Corticosteroid drugs — including cortisone, hydrocortisone and prednisone — are often used for treating vitiligo. By mimicing the effects of hormones your body produces naturally in your adrenal glands, corticosteroids can suppress the immune system and reduce the signs and symptoms of many conditions. But these drugs also carry a risk of serious side effects. 

Side effects of corticosteroids

Oral corticosteroids (in tablets, capsules or syrup form) affect your entire body, and are the most likely to cause significant side effects: 

  • Increased risk of infections with common bacterial, viral and fungal microorganisms
  • Cataracts (clouding of the lens)
  • Glaucoma (elevated pressure in the eyes) 
  • Fluid retention (causing swelling in your legs and arms)
  • Thinning bones (osteoporosis) and fractures
  • High blood pressure
  • High sugar levels (a concern for people with diabetes)
  • Psychological effects, such as confusion or delirium, mood swings, memory fluctuations, 
  • Fatique, loss of appetite, nausea and muscle weakness
  • Weight gain, with fat deposits in your abdomen, face and the back of your neck.

Topical corticosteroids can cause:

  • Increased risk of infections with common bacterial, viral and fungal microorganisms
  • Acne
  • Skin thinning
  • Bruising and slower wound healing
  • Red skin lesions
  • Facial flusing 
  • Insomnia

To reduce your risk of corticosteroid side effects, talk with your doctor about ways to minimize side effects. Eat a healthy diet and participate in activities that help you maintain a healthy weight, strengthen bones and muscles and improve your sleep. 
Consider taking vitamin D and calcium supplements. 

FAQOther Questions

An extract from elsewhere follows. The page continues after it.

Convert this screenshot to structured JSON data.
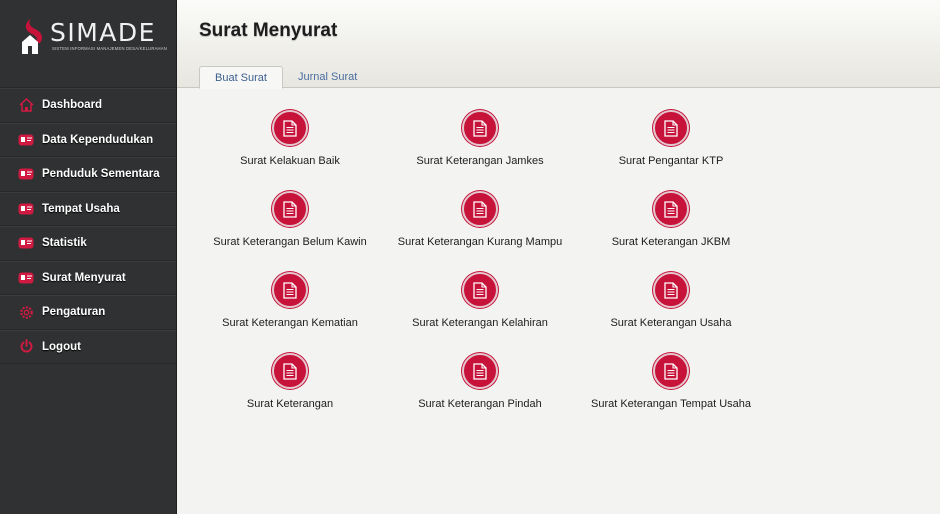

  • What is vitiligo?

    Vitiligo (pronounced vit-ill-EYE-go) is a relatively common skin disease characterized by smooth, white, painless spots or patches on various parts of the body and hairs above i...

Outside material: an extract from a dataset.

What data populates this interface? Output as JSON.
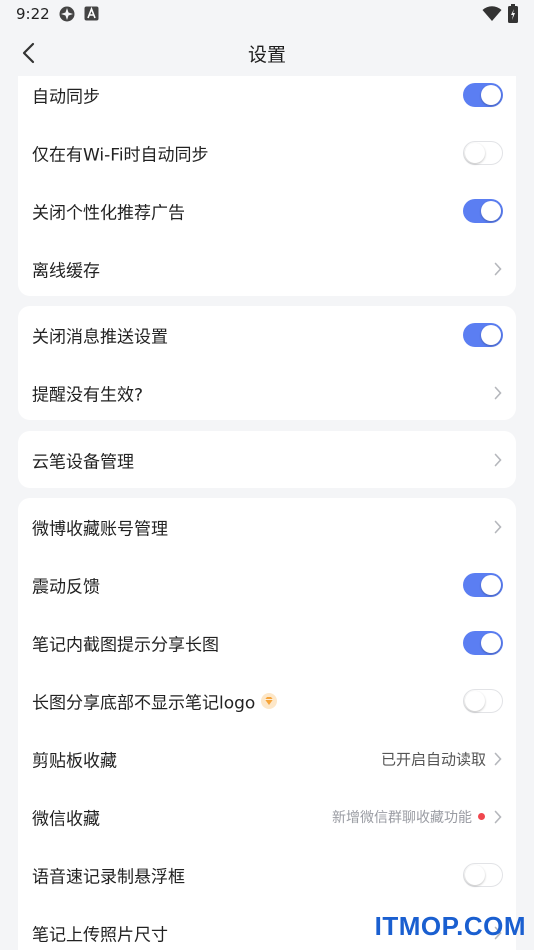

  • How can I cure vitiligo?

    There is no cure for vitiligo, but there are a number of effective treatment options that can be discussed with your GP or dermatologist. The aim of treatment is to stop new pat...

  • How can I explain vitiligo to my children?

    Vitiligo can be puzzling for a child because a person who has it isn't "ill" in a common sense.  To choose the right words to explain vitiligo diagnosis to a child, first consi...